Themes for a Prayer Breakfast

Use a theme to pray with others during a special breakfast.

A prayer breakfast is a way to share burdens before God while also enjoying good food with others. These gatherings can feel more special with a theme that is timely, personal and biblical. Look to the Bible for examples of festivals that people used to connect with God, or consider themes that are based more on the calendar, church vision or a specific ministry.

1 Vision-Seeking

Vision-seeking themes can help create a deeper context for your breakfast. Set a reflective tone during the meal by asking participants to talk about what they are thankful for that God has done in your church. When everyone is done eating, ask people to share questions they have about the year coming up. Begin praying together and share those praises and concerns with God.

2 Educational

Encourage prayers for the schools and educators in your region by creating a cross-generational breakfast theme. Pass out yearbooks and ask people to look through the pictures while they eat, slowly considering the different people on each page. Divide into groups, and ask the youngest and the oldest members to share words of praise for how God is working behind-the-scenes in each person's life.

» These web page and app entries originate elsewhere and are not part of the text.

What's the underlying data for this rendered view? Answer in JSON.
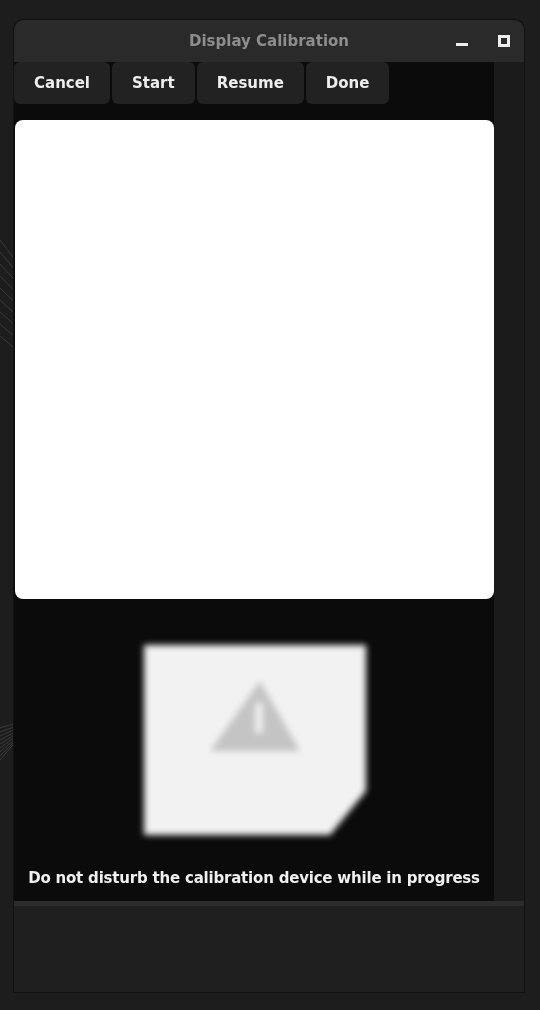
{
  "window": {
    "title": "Display Calibration"
  },
  "toolbar": {
    "buttons": [
      "Cancel",
      "Start",
      "Resume",
      "Done"
    ]
  },
  "preview": {
    "kind": "blank"
  },
  "status_image": {
    "kind": "warning"
  },
  "message": "Do not disturb the calibration device while in progress"
}
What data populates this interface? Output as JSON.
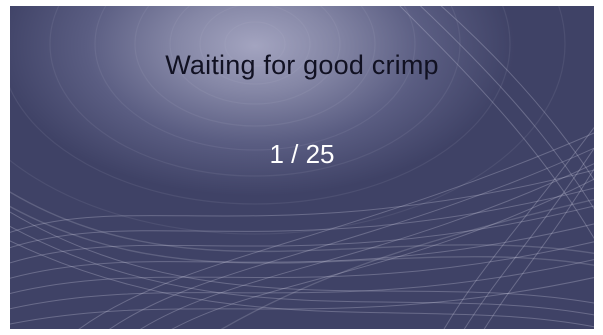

Pray for the curriculum, relationships, safety and spiritual growth over the students and administration.

3 Political

Identify the Christians in your local government or civil service organizations who have integrity in their relationship with God. Invite them to speak during the breakfast session about the various challenges facing your community. Allow each of these individuals to pray for their area of service, or ask them to sit down so your church can pray over them.

4 Financial

Create a financial theme by using the breakfast portion of your time to teach basic financial principles and budgeting. Conclude the study by assigning individuals into pairs or groups and challenging people to pray for others in their group. You can focus on specific needs or generally address a submission to God in the area of finances.

Tony Myles is a pastor and national speaker on youth culture. He has been writing professionally since 2000, has a weekly health and fitness newspaper column in the Cleveland suburbs, reviews for "YouthWorker Journal" and was a featured reporter for the "Kalamazoo Gazette." He holds a Master of Business Administration in adolescent development from Indiana Wesleyan University.